4. Every skipper should learn how to properly set a stern anchor. Two of the anchorages we opted to stay in were relatively tight with steep cliff faces at waters edge, so in order to avoid being beam-on to any incoming swell and keep ourselves off of the rocks we set stern anchors at those two locations. I had read about setting stern anchors, but admittedly had never done so in practice. The first anchorage (at Cala Pi) turned out reasonably well, but at the second anchorage (Cala Marmols) our stern anchor dragged during the night. We weren't in immediate danger when I realized our predicament, but we were noticeably closer to one of the cliffs than when we had set the anchor and a quick tug on our stern rode showed that it was not providing any holding power. Not wanting to attempt to reset the stern anchor in the pre-dawn gloom and not wanting to wait another hour until we had sunlight, I woke Sara, we vacated the anchorage in an orderly manner, and motored to an easier-to-anchor-in spot so we could get some sleep.
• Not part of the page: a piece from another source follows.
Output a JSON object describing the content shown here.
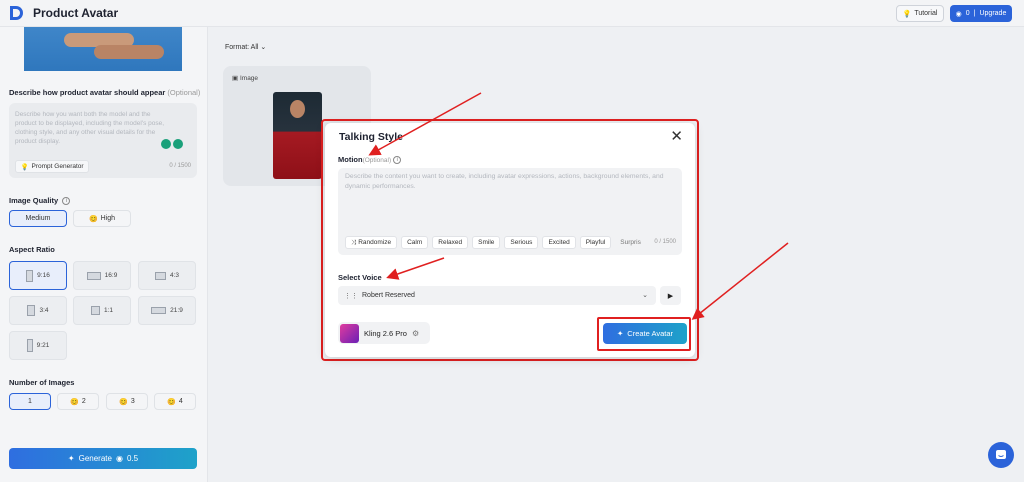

I've since taken stock of my experience (and done some additional reading) and I feel pretty comfortable that I know what I was doing wrong and, hopefully, won't make the same mistake again.
5. Communication with your crew is paramount. Sara & I have sailed before on several occasions, and she's proven to be very a capable crew member. On our recent BVI trip in particular, by the time we finished we could pick up a mooring ball pretty much without talking: I pointed us roughly upwind towards a mooring ball, Sara took the helm, and I directed the final approach from the bow. Seamless. Our first afternoon anchoring at Cala Pi involved multiple anchor sets; partly because of some failed sets, but mostly because we wanted to move to the calmer waters closer to shore as other boats closer-in left. Unfortunately, I made the mistake of assuming that just because I understood what was going on that Sara did too. This was foolish on my part because, even though the to of us were pros at picking up a mooring ball, Sara had only helped me anchor once before, and even then under entirely different circumstances. Needless to say, stress levels began to rise by about the third set. At that point, Sara sat me down and explained that she was very frustrated because she didn't really know what was going on, and I realized that I hadn't been communicating with her nearly enough. I was more verbose after that, both before and during maneuvers, and things went considerably more smoothly for the remainder of the trip. Thanks baby.
6. Put the camera down and enjoy things. After we checked in our boat near Palma, we took a short hop over to Ibiza and had the extreme pleasure of enjoying a sunset at Kumharas*. I was frantically snapping away until about 10 minutes before sunset, then I put my camera down, sat with Sara, and simply enjoyed the moment together. No number of pictures can ever capture that.
*If you ever get a chance to go to Kumharas for a sunset dinner, do it. Don't hesitate, ask why, or balk. Just go. You'll thank me.